- Ride as near as practicable to the right-hand edge of the road
- Do not ride more than two side-by-side
- Do not impede the movement of traffic or pedestrians
- Yield to pedestrians and give an audible signal when passing them
- Ride with the designated direction of traffic
- Unless designed to do so, bicycles are not to carry more than one person at a time
- Do not attach your bike or yourself to a moving vehicle
- Keep at least one hand on the handle bars at all times
- Racing on the highway is prohibited except in events approved by legal authorities
- Parked bicycles shall conform to the provisions of Stopping, Standing, and Parking of Vehicles.
- Children under the age of 8 may not operate an e-bike
- Children between the ages of 8 and 15 must be supervised by a parent or guardian when operating an e-bike
- Vehicles may not travel or stop in bike lanes, except briefly to make a turning movement.
- Signal for at least 2 seconds before making turn or stop; continuous signaling through a turn or stop is not required
ADDITIONAL SANDY BICYCLE LAWS
Sec. 269 Forbidding vehicles to travel within or through marked bicycle lanes.
No motor vehicle shall at any time be driven within or through or parked or stopped within a marked bicycle lane except to briefly cross said lane to turn into an intersection, street, alley, driveway or other parking area. Any vehicle so turning must yield the right-of-way to all bicycles within the lane that are close enough to constitute an immediate hazard. No motor vehicle may use a bicycle lane as a turning lane. On all roads with no bicycle lane, operators of bicycles have the same rights, duties and responsibilities as operators of motor vehicles.

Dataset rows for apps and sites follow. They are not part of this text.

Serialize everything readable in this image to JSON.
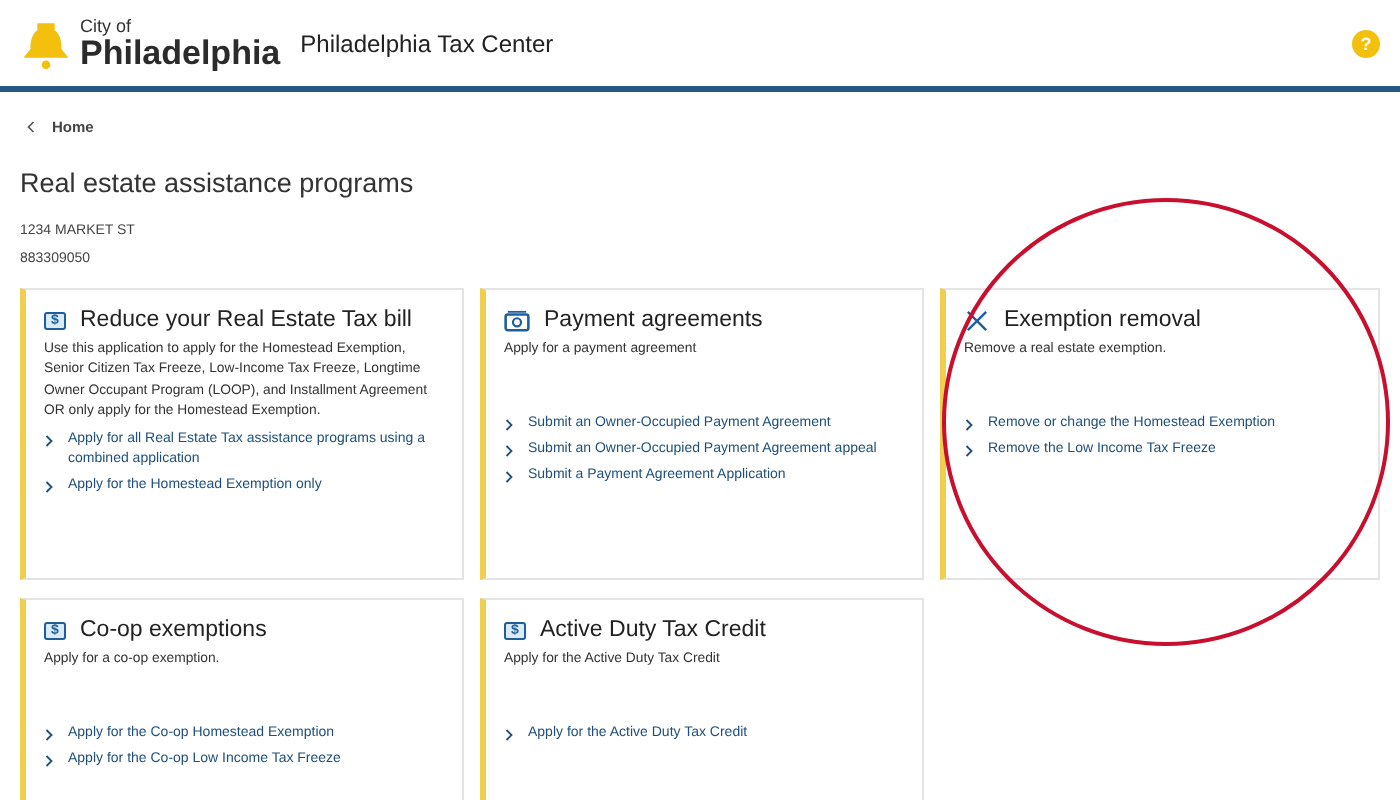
{
  "header": {
    "logo_small": "City of",
    "logo_large": "Philadelphia",
    "site_title": "Philadelphia Tax Center",
    "help": "?"
  },
  "breadcrumb": {
    "label": "Home"
  },
  "page_title": "Real estate assistance programs",
  "address": "1234 MARKET ST",
  "account": "883309050",
  "cards": [
    {
      "kind": "dollar",
      "icon_text": "$",
      "title": "Reduce your Real Estate Tax bill",
      "description": "Use this application to apply for the Homestead Exemption, Senior Citizen Tax Freeze, Low-Income Tax Freeze, Longtime Owner Occupant Program (LOOP), and Installment Agreement OR only apply for the Homestead Exemption.",
      "highlighted": false,
      "links": [
        "Apply for all Real Estate Tax assistance programs using a combined application",
        "Apply for the Homestead Exemption only"
      ]
    },
    {
      "kind": "cash",
      "title": "Payment agreements",
      "description": "Apply for a payment agreement",
      "highlighted": false,
      "links": [
        "Submit an Owner-Occupied Payment Agreement",
        "Submit an Owner-Occupied Payment Agreement appeal",
        "Submit a Payment Agreement Application"
      ]
    },
    {
      "kind": "close",
      "title": "Exemption removal",
      "description": "Remove a real estate exemption.",
      "highlighted": true,
      "links": [
        "Remove or change the Homestead Exemption",
        "Remove the Low Income Tax Freeze"
      ]
    },
    {
      "kind": "dollar",
      "icon_text": "$",
      "title": "Co-op exemptions",
      "description": "Apply for a co-op exemption.",
      "highlighted": false,
      "links": [
        "Apply for the Co-op Homestead Exemption",
        "Apply for the Co-op Low Income Tax Freeze"
      ]
    },
    {
      "kind": "dollar",
      "icon_text": "$",
      "title": "Active Duty Tax Credit",
      "description": "Apply for the Active Duty Tax Credit",
      "highlighted": false,
      "links": [
        "Apply for the Active Duty Tax Credit"
      ]
    }
  ]
}
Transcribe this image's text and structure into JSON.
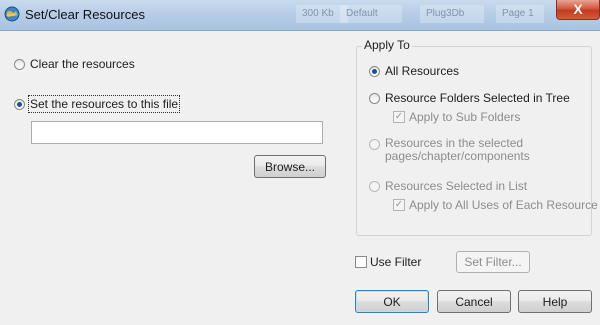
{
  "window": {
    "title": "Set/Clear Resources",
    "close_glyph": "X",
    "background_ghost": [
      "300 Kb",
      "Default",
      "Plug3Db",
      "Page 1"
    ]
  },
  "left": {
    "clear_label": "Clear the resources",
    "set_label": "Set the resources to this file",
    "file_value": "",
    "browse_label": "Browse..."
  },
  "apply_to": {
    "legend": "Apply To",
    "all_resources": "All Resources",
    "folders_selected": "Resource Folders Selected in Tree",
    "apply_sub_folders": "Apply to Sub Folders",
    "selected_pages_line1": "Resources in the selected",
    "selected_pages_line2": "pages/chapter/components",
    "selected_in_list": "Resources Selected in List",
    "apply_all_uses": "Apply to All Uses of Each Resource",
    "check_glyph": "✓"
  },
  "filter": {
    "use_filter_label": "Use Filter",
    "set_filter_label": "Set Filter..."
  },
  "footer": {
    "ok_label": "OK",
    "cancel_label": "Cancel",
    "help_label": "Help"
  }
}
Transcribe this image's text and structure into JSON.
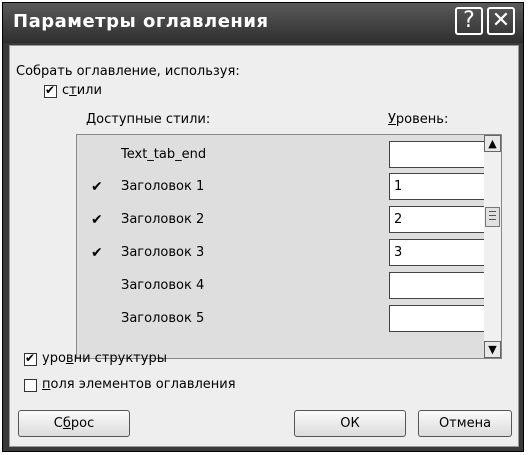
{
  "dialog": {
    "title": "Параметры оглавления",
    "help_label": "?",
    "close_label": "✕"
  },
  "build_label": "Собрать оглавление, используя:",
  "styles_checkbox": {
    "label_pre": "с",
    "label_u": "т",
    "label_post": "или",
    "checked": true
  },
  "columns": {
    "available_styles": "Доступные стили:",
    "level_u": "У",
    "level_post": "ровень:"
  },
  "rows": [
    {
      "check": "",
      "name": "Text_tab_end",
      "level": ""
    },
    {
      "check": "✔",
      "name": "Заголовок 1",
      "level": "1"
    },
    {
      "check": "✔",
      "name": "Заголовок 2",
      "level": "2"
    },
    {
      "check": "✔",
      "name": "Заголовок 3",
      "level": "3"
    },
    {
      "check": "",
      "name": "Заголовок 4",
      "level": ""
    },
    {
      "check": "",
      "name": "Заголовок 5",
      "level": ""
    }
  ],
  "outline_checkbox": {
    "label_pre": "уро",
    "label_u": "в",
    "label_post": "ни структуры",
    "checked": true
  },
  "fields_checkbox": {
    "label_pre": "",
    "label_u": "п",
    "label_post": "оля элементов оглавления",
    "checked": false
  },
  "buttons": {
    "reset_pre": "С",
    "reset_u": "б",
    "reset_post": "рос",
    "ok": "ОК",
    "cancel": "Отмена"
  },
  "scroll_icons": {
    "up": "▲",
    "down": "▼"
  }
}
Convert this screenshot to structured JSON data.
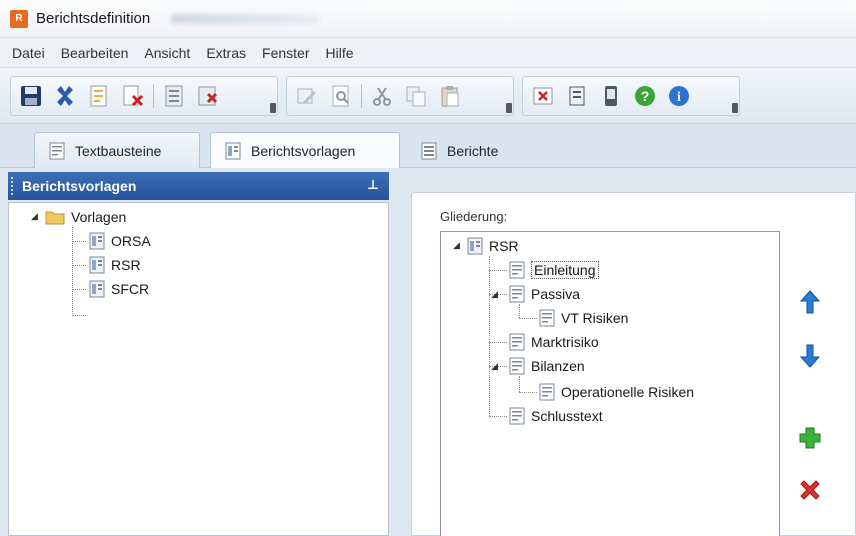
{
  "window": {
    "app_icon_text": "R",
    "title": "Berichtsdefinition"
  },
  "menu": [
    "Datei",
    "Bearbeiten",
    "Ansicht",
    "Extras",
    "Fenster",
    "Hilfe"
  ],
  "toolbar": {
    "group1": [
      "save-icon",
      "delete-icon",
      "new-document-icon",
      "close-document-icon",
      "report-icon",
      "import-icon"
    ],
    "group2": [
      "edit-icon",
      "preview-icon",
      "cut-icon",
      "copy-icon",
      "paste-icon"
    ],
    "group3": [
      "cancel-icon",
      "document-icon",
      "phone-icon",
      "help-icon",
      "info-icon"
    ]
  },
  "tabs": [
    {
      "label": "Textbausteine",
      "icon": "text-block-icon"
    },
    {
      "label": "Berichtsvorlagen",
      "icon": "template-icon"
    },
    {
      "label": "Berichte",
      "icon": "report-icon"
    }
  ],
  "left_panel": {
    "header": "Berichtsvorlagen",
    "pin_glyph": "⊥",
    "tree": {
      "root": "Vorlagen",
      "children": [
        "ORSA",
        "RSR",
        "SFCR"
      ]
    }
  },
  "right_panel": {
    "label": "Gliederung:",
    "tree": {
      "root": "RSR",
      "items": [
        {
          "label": "Einleitung",
          "level": 1,
          "selected": true
        },
        {
          "label": "Passiva",
          "level": 1,
          "expanded": true
        },
        {
          "label": "VT Risiken",
          "level": 2
        },
        {
          "label": "Marktrisiko",
          "level": 1
        },
        {
          "label": "Bilanzen",
          "level": 1,
          "expanded": true
        },
        {
          "label": "Operationelle Risiken",
          "level": 2
        },
        {
          "label": "Schlusstext",
          "level": 1
        }
      ]
    },
    "buttons": [
      "move-up-icon",
      "move-down-icon",
      "add-icon",
      "remove-icon"
    ]
  },
  "colors": {
    "panel_header": "#2f5fa8",
    "tab_strip": "#d9e4f0",
    "app_icon": "#e86a1e"
  }
}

Sec. 219 Restrictions on use of limited access roadway.
(1) No pedestrian, bicycle or other non-motorized traffic may use any limited access roadway except for the sole purpose of crossing in the shortest and most direct route, unless signing clearly visible allowing an exception to the limited access restrictions has been installed by the transportation engineer, or at other designated crossings, and traffic shall yield the right-of-way to any motorized traffic proceeding upon the limited access roadway.
Article 17. REGULATIONS FOR BICYCLES
Sec. 303 Parents responsible.
The parent or guardian of any child may not authorize or knowingly permit the child to violate any of the provisions of this article.
Sec. 306 Regular seat required - Carrying more persons than design permits prohibited.
A bicycle or moped may not be used to carry more persons at one time than the number for which it is designed or equipped, except that an adult rider may carry a child securely attached to his person in a back pack or sling.
For an informative resource on programs, laws, community engagement, and bicycle news, visit Bike Utah, a driving force for inspiring the lifelong love of bicycling. Some of the highlighted programs that you may want to get involved in include:
It is critical that motorist also understand the Utah bicycle laws keeping in mind the following:
- Not passing within 3-feet of a moving bicycle
- Not attempting to distract bicyclists for the purpose of causing injury or forcing a bicyclist off the road
- May cross the centerline or the center two-way left turn lane to pass bicyclist if it can be done safely